“That said, technical progress is unstoppable; as a player, I wish for the extra power to allow for more Switch games to hit steadier and higher frame-rates across the entire lifetime of the console. A few more gigabytes of RAM and CPU cores would also facilitate porting of cross-platform projects.”
The 720p display on the Switch is hardly what you’d call cutting edge, so it should come as no surprise to learn that developers are keen to see that improve as well – although reports that suggest it could come with a 4K panel are frowned upon; Kern doesn’t expect to see 4K on the new system himself, saying: “I don’t expect anything 4K, and I personally wouldn’t want 4K on Switch.”
Cornut feels that boosting the Switch’s resolution could result in an awkward balancing act. “When higher resolutions are available, the tendency is to sacrifice frame-rate. I would much rather have a console where most games are 1080p in stable 60 FPS rather than added support for 4K when docked, which would lead us down the line to more games aiming at 20-30 FPS.”
More power under the hood and an improved screen seem to be obvious picks, but some developers want to see other elements of the Switch hardware get the upgrade treatment.
“As the developers of a racing game, we’d be really happy to see support for analogue triggers on the Switch’s Joy-Con,” says Edwin Smith of Feral Interactive, which ported GRID to the Switch with impressive results.
Cyrille Lagarigue, of Streets of Rage 4 developer Guard Crush Games, would also like to see the control setup expand with the Switch Pro.
“Personally, I’d like Nintendo to take advantage of the ingenious way the Joy-Con slide on the side of the Switch to propose more Joy-Con variants, for bigger hands, or maybe a left Joy-Con with a D-Pad and no joystick for 2D games! Having a Switch Pro would be a great opportunity to add this kind of devices; Pro means more choice!”
Faster internal storage
As we know from the hype surrounding the PS5 and Xbox Series X, the topic of memory speed is going to be a key one in the next-gen war – and Lizardcube’s Omar Cornut would love to see some kind of improvement in this area for Switch, too.
“I hope for the internal storage to become a little faster as well as maybe raising the minimum specs of supported SD cards. We have to be considerate of loading data both from internal storage or from a variety of SD – some fast, some slow – and aiming for lowest common denominator can create lots of constraints on game design; for games with large streamed worlds, for example.”
Faster RAM would potentially allow for more immersive titles on Switch Pro, which would allow it to maintain some degree of parity with Sony and Microsoft’s upcoming systems.
The topic of wireless audio also cropped up when we spoke to Switch developers, with many citing the lack of Bluetooth audio support as being a real negative to the current console.
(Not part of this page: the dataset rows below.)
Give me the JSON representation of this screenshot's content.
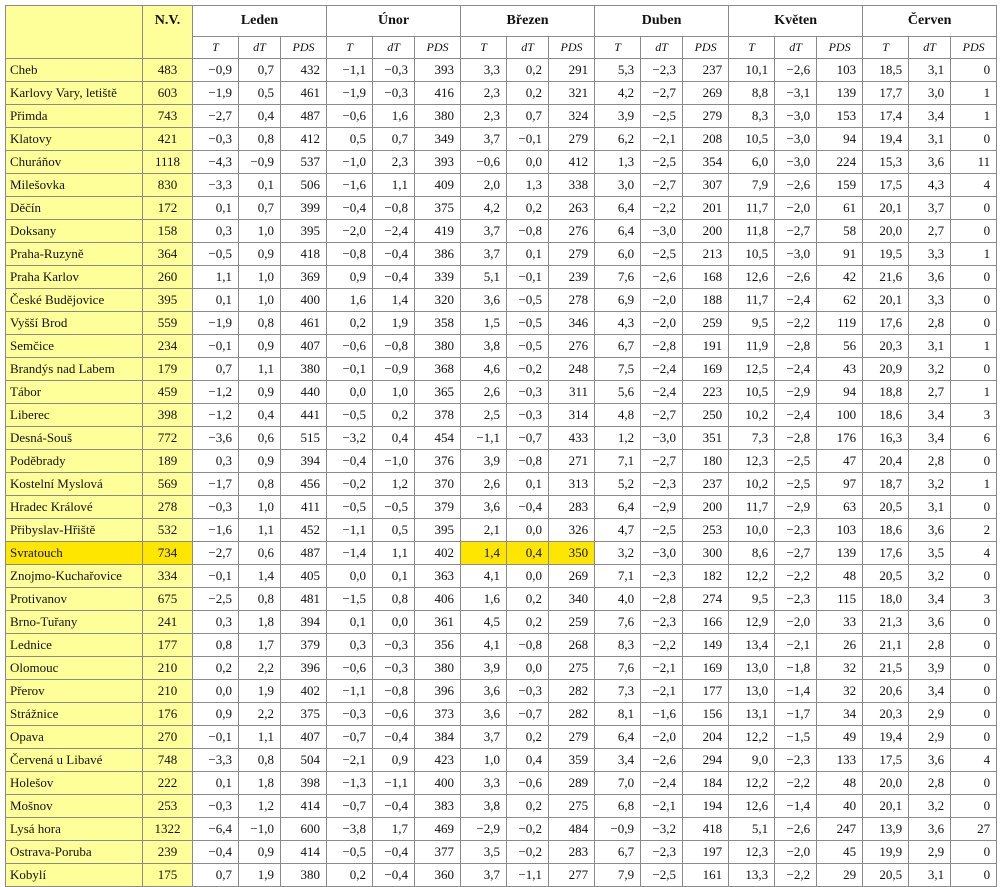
{
  "header": {
    "nv": "N.V.",
    "months": [
      "Leden",
      "Únor",
      "Březen",
      "Duben",
      "Květen",
      "Červen"
    ],
    "sub": [
      "T",
      "dT",
      "PDS"
    ]
  },
  "highlight": {
    "row": 21,
    "cols": [
      0,
      1,
      8,
      9,
      10
    ]
  },
  "rows": [
    {
      "name": "Cheb",
      "nv": "483",
      "v": [
        "−0,9",
        "0,7",
        "432",
        "−1,1",
        "−0,3",
        "393",
        "3,3",
        "0,2",
        "291",
        "5,3",
        "−2,3",
        "237",
        "10,1",
        "−2,6",
        "103",
        "18,5",
        "3,1",
        "0"
      ]
    },
    {
      "name": "Karlovy Vary, letiště",
      "nv": "603",
      "v": [
        "−1,9",
        "0,5",
        "461",
        "−1,9",
        "−0,3",
        "416",
        "2,3",
        "0,2",
        "321",
        "4,2",
        "−2,7",
        "269",
        "8,8",
        "−3,1",
        "139",
        "17,7",
        "3,0",
        "1"
      ]
    },
    {
      "name": "Přimda",
      "nv": "743",
      "v": [
        "−2,7",
        "0,4",
        "487",
        "−0,6",
        "1,6",
        "380",
        "2,3",
        "0,7",
        "324",
        "3,9",
        "−2,5",
        "279",
        "8,3",
        "−3,0",
        "153",
        "17,4",
        "3,4",
        "1"
      ]
    },
    {
      "name": "Klatovy",
      "nv": "421",
      "v": [
        "−0,3",
        "0,8",
        "412",
        "0,5",
        "0,7",
        "349",
        "3,7",
        "−0,1",
        "279",
        "6,2",
        "−2,1",
        "208",
        "10,5",
        "−3,0",
        "94",
        "19,4",
        "3,1",
        "0"
      ]
    },
    {
      "name": "Churáňov",
      "nv": "1118",
      "v": [
        "−4,3",
        "−0,9",
        "537",
        "−1,0",
        "2,3",
        "393",
        "−0,6",
        "0,0",
        "412",
        "1,3",
        "−2,5",
        "354",
        "6,0",
        "−3,0",
        "224",
        "15,3",
        "3,6",
        "11"
      ]
    },
    {
      "name": "Milešovka",
      "nv": "830",
      "v": [
        "−3,3",
        "0,1",
        "506",
        "−1,6",
        "1,1",
        "409",
        "2,0",
        "1,3",
        "338",
        "3,0",
        "−2,7",
        "307",
        "7,9",
        "−2,6",
        "159",
        "17,5",
        "4,3",
        "4"
      ]
    },
    {
      "name": "Děčín",
      "nv": "172",
      "v": [
        "0,1",
        "0,7",
        "399",
        "−0,4",
        "−0,8",
        "375",
        "4,2",
        "0,2",
        "263",
        "6,4",
        "−2,2",
        "201",
        "11,7",
        "−2,0",
        "61",
        "20,1",
        "3,7",
        "0"
      ]
    },
    {
      "name": "Doksany",
      "nv": "158",
      "v": [
        "0,3",
        "1,0",
        "395",
        "−2,0",
        "−2,4",
        "419",
        "3,7",
        "−0,8",
        "276",
        "6,4",
        "−3,0",
        "200",
        "11,8",
        "−2,7",
        "58",
        "20,0",
        "2,7",
        "0"
      ]
    },
    {
      "name": "Praha-Ruzyně",
      "nv": "364",
      "v": [
        "−0,5",
        "0,9",
        "418",
        "−0,8",
        "−0,4",
        "386",
        "3,7",
        "0,1",
        "279",
        "6,0",
        "−2,5",
        "213",
        "10,5",
        "−3,0",
        "91",
        "19,5",
        "3,3",
        "1"
      ]
    },
    {
      "name": "Praha Karlov",
      "nv": "260",
      "v": [
        "1,1",
        "1,0",
        "369",
        "0,9",
        "−0,4",
        "339",
        "5,1",
        "−0,1",
        "239",
        "7,6",
        "−2,6",
        "168",
        "12,6",
        "−2,6",
        "42",
        "21,6",
        "3,6",
        "0"
      ]
    },
    {
      "name": "České Budějovice",
      "nv": "395",
      "v": [
        "0,1",
        "1,0",
        "400",
        "1,6",
        "1,4",
        "320",
        "3,6",
        "−0,5",
        "278",
        "6,9",
        "−2,0",
        "188",
        "11,7",
        "−2,4",
        "62",
        "20,1",
        "3,3",
        "0"
      ]
    },
    {
      "name": "Vyšší Brod",
      "nv": "559",
      "v": [
        "−1,9",
        "0,8",
        "461",
        "0,2",
        "1,9",
        "358",
        "1,5",
        "−0,5",
        "346",
        "4,3",
        "−2,0",
        "259",
        "9,5",
        "−2,2",
        "119",
        "17,6",
        "2,8",
        "0"
      ]
    },
    {
      "name": "Semčice",
      "nv": "234",
      "v": [
        "−0,1",
        "0,9",
        "407",
        "−0,6",
        "−0,8",
        "380",
        "3,8",
        "−0,5",
        "276",
        "6,7",
        "−2,8",
        "191",
        "11,9",
        "−2,8",
        "56",
        "20,3",
        "3,1",
        "1"
      ]
    },
    {
      "name": "Brandýs nad Labem",
      "nv": "179",
      "v": [
        "0,7",
        "1,1",
        "380",
        "−0,1",
        "−0,9",
        "368",
        "4,6",
        "−0,2",
        "248",
        "7,5",
        "−2,4",
        "169",
        "12,5",
        "−2,4",
        "43",
        "20,9",
        "3,2",
        "0"
      ]
    },
    {
      "name": "Tábor",
      "nv": "459",
      "v": [
        "−1,2",
        "0,9",
        "440",
        "0,0",
        "1,0",
        "365",
        "2,6",
        "−0,3",
        "311",
        "5,6",
        "−2,4",
        "223",
        "10,5",
        "−2,9",
        "94",
        "18,8",
        "2,7",
        "1"
      ]
    },
    {
      "name": "Liberec",
      "nv": "398",
      "v": [
        "−1,2",
        "0,4",
        "441",
        "−0,5",
        "0,2",
        "378",
        "2,5",
        "−0,3",
        "314",
        "4,8",
        "−2,7",
        "250",
        "10,2",
        "−2,4",
        "100",
        "18,6",
        "3,4",
        "3"
      ]
    },
    {
      "name": "Desná-Souš",
      "nv": "772",
      "v": [
        "−3,6",
        "0,6",
        "515",
        "−3,2",
        "0,4",
        "454",
        "−1,1",
        "−0,7",
        "433",
        "1,2",
        "−3,0",
        "351",
        "7,3",
        "−2,8",
        "176",
        "16,3",
        "3,4",
        "6"
      ]
    },
    {
      "name": "Poděbrady",
      "nv": "189",
      "v": [
        "0,3",
        "0,9",
        "394",
        "−0,4",
        "−1,0",
        "376",
        "3,9",
        "−0,8",
        "271",
        "7,1",
        "−2,7",
        "180",
        "12,3",
        "−2,5",
        "47",
        "20,4",
        "2,8",
        "0"
      ]
    },
    {
      "name": "Kostelní Myslová",
      "nv": "569",
      "v": [
        "−1,7",
        "0,8",
        "456",
        "−0,2",
        "1,2",
        "370",
        "2,6",
        "0,1",
        "313",
        "5,2",
        "−2,3",
        "237",
        "10,2",
        "−2,5",
        "97",
        "18,7",
        "3,2",
        "1"
      ]
    },
    {
      "name": "Hradec Králové",
      "nv": "278",
      "v": [
        "−0,3",
        "1,0",
        "411",
        "−0,5",
        "−0,5",
        "379",
        "3,6",
        "−0,4",
        "283",
        "6,4",
        "−2,9",
        "200",
        "11,7",
        "−2,9",
        "63",
        "20,5",
        "3,1",
        "0"
      ]
    },
    {
      "name": "Přibyslav-Hřiště",
      "nv": "532",
      "v": [
        "−1,6",
        "1,1",
        "452",
        "−1,1",
        "0,5",
        "395",
        "2,1",
        "0,0",
        "326",
        "4,7",
        "−2,5",
        "253",
        "10,0",
        "−2,3",
        "103",
        "18,6",
        "3,6",
        "2"
      ]
    },
    {
      "name": "Svratouch",
      "nv": "734",
      "v": [
        "−2,7",
        "0,6",
        "487",
        "−1,4",
        "1,1",
        "402",
        "1,4",
        "0,4",
        "350",
        "3,2",
        "−3,0",
        "300",
        "8,6",
        "−2,7",
        "139",
        "17,6",
        "3,5",
        "4"
      ]
    },
    {
      "name": "Znojmo-Kuchařovice",
      "nv": "334",
      "v": [
        "−0,1",
        "1,4",
        "405",
        "0,0",
        "0,1",
        "363",
        "4,1",
        "0,0",
        "269",
        "7,1",
        "−2,3",
        "182",
        "12,2",
        "−2,2",
        "48",
        "20,5",
        "3,2",
        "0"
      ]
    },
    {
      "name": "Protivanov",
      "nv": "675",
      "v": [
        "−2,5",
        "0,8",
        "481",
        "−1,5",
        "0,8",
        "406",
        "1,6",
        "0,2",
        "340",
        "4,0",
        "−2,8",
        "274",
        "9,5",
        "−2,3",
        "115",
        "18,0",
        "3,4",
        "3"
      ]
    },
    {
      "name": "Brno-Tuřany",
      "nv": "241",
      "v": [
        "0,3",
        "1,8",
        "394",
        "0,1",
        "0,0",
        "361",
        "4,5",
        "0,2",
        "259",
        "7,6",
        "−2,3",
        "166",
        "12,9",
        "−2,0",
        "33",
        "21,3",
        "3,6",
        "0"
      ]
    },
    {
      "name": "Lednice",
      "nv": "177",
      "v": [
        "0,8",
        "1,7",
        "379",
        "0,3",
        "−0,3",
        "356",
        "4,1",
        "−0,8",
        "268",
        "8,3",
        "−2,2",
        "149",
        "13,4",
        "−2,1",
        "26",
        "21,1",
        "2,8",
        "0"
      ]
    },
    {
      "name": "Olomouc",
      "nv": "210",
      "v": [
        "0,2",
        "2,2",
        "396",
        "−0,6",
        "−0,3",
        "380",
        "3,9",
        "0,0",
        "275",
        "7,6",
        "−2,1",
        "169",
        "13,0",
        "−1,8",
        "32",
        "21,5",
        "3,9",
        "0"
      ]
    },
    {
      "name": "Přerov",
      "nv": "210",
      "v": [
        "0,0",
        "1,9",
        "402",
        "−1,1",
        "−0,8",
        "396",
        "3,6",
        "−0,3",
        "282",
        "7,3",
        "−2,1",
        "177",
        "13,0",
        "−1,4",
        "32",
        "20,6",
        "3,4",
        "0"
      ]
    },
    {
      "name": "Strážnice",
      "nv": "176",
      "v": [
        "0,9",
        "2,2",
        "375",
        "−0,3",
        "−0,6",
        "373",
        "3,6",
        "−0,7",
        "282",
        "8,1",
        "−1,6",
        "156",
        "13,1",
        "−1,7",
        "34",
        "20,3",
        "2,9",
        "0"
      ]
    },
    {
      "name": "Opava",
      "nv": "270",
      "v": [
        "−0,1",
        "1,1",
        "407",
        "−0,7",
        "−0,4",
        "384",
        "3,7",
        "0,2",
        "279",
        "6,4",
        "−2,0",
        "204",
        "12,2",
        "−1,5",
        "49",
        "19,4",
        "2,9",
        "0"
      ]
    },
    {
      "name": "Červená u Libavé",
      "nv": "748",
      "v": [
        "−3,3",
        "0,8",
        "504",
        "−2,1",
        "0,9",
        "423",
        "1,0",
        "0,4",
        "359",
        "3,4",
        "−2,6",
        "294",
        "9,0",
        "−2,3",
        "133",
        "17,5",
        "3,6",
        "4"
      ]
    },
    {
      "name": "Holešov",
      "nv": "222",
      "v": [
        "0,1",
        "1,8",
        "398",
        "−1,3",
        "−1,1",
        "400",
        "3,3",
        "−0,6",
        "289",
        "7,0",
        "−2,4",
        "184",
        "12,2",
        "−2,2",
        "48",
        "20,0",
        "2,8",
        "0"
      ]
    },
    {
      "name": "Mošnov",
      "nv": "253",
      "v": [
        "−0,3",
        "1,2",
        "414",
        "−0,7",
        "−0,4",
        "383",
        "3,8",
        "0,2",
        "275",
        "6,8",
        "−2,1",
        "194",
        "12,6",
        "−1,4",
        "40",
        "20,1",
        "3,2",
        "0"
      ]
    },
    {
      "name": "Lysá hora",
      "nv": "1322",
      "v": [
        "−6,4",
        "−1,0",
        "600",
        "−3,8",
        "1,7",
        "469",
        "−2,9",
        "−0,2",
        "484",
        "−0,9",
        "−3,2",
        "418",
        "5,1",
        "−2,6",
        "247",
        "13,9",
        "3,6",
        "27"
      ]
    },
    {
      "name": "Ostrava-Poruba",
      "nv": "239",
      "v": [
        "−0,4",
        "0,9",
        "414",
        "−0,5",
        "−0,4",
        "377",
        "3,5",
        "−0,2",
        "283",
        "6,7",
        "−2,3",
        "197",
        "12,3",
        "−2,0",
        "45",
        "19,9",
        "2,9",
        "0"
      ]
    },
    {
      "name": "Kobylí",
      "nv": "175",
      "v": [
        "0,7",
        "1,9",
        "380",
        "0,2",
        "−0,4",
        "360",
        "3,7",
        "−1,1",
        "277",
        "7,9",
        "−2,5",
        "161",
        "13,3",
        "−2,2",
        "29",
        "20,5",
        "3,1",
        "0"
      ]
    }
  ]
}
The console lacks a microphone, too, which means that Switch players are missing out when it comes to online multiplayer.
“I’d like to see an aptX low latency Bluetooth chip implemented that supports Bluetooth headphones,” says Kern.
Dotemu’s Fabien Borel – who is currently hard at work on Windjammers 2 – couldn’t agree more, and adds another wish for the Switch Pro. “I think everybody will appreciate the possibility of support of Bluetooth devices such as headphones – and having some kind of achievement system, without it being mandatory for game companies, which is awkward!”
We’ll leave the final word for Jérôme Fait of Young Souls developer 1P2P:
“We would be happy if the new one brings better specs, a sharper and brighter screen and maybe better Joy-Con with an official cross D-pad; a 5G connexion or better WiFi and Netflix, and if it could print money [laughs] – but I think that the Switch is perfect as it is.”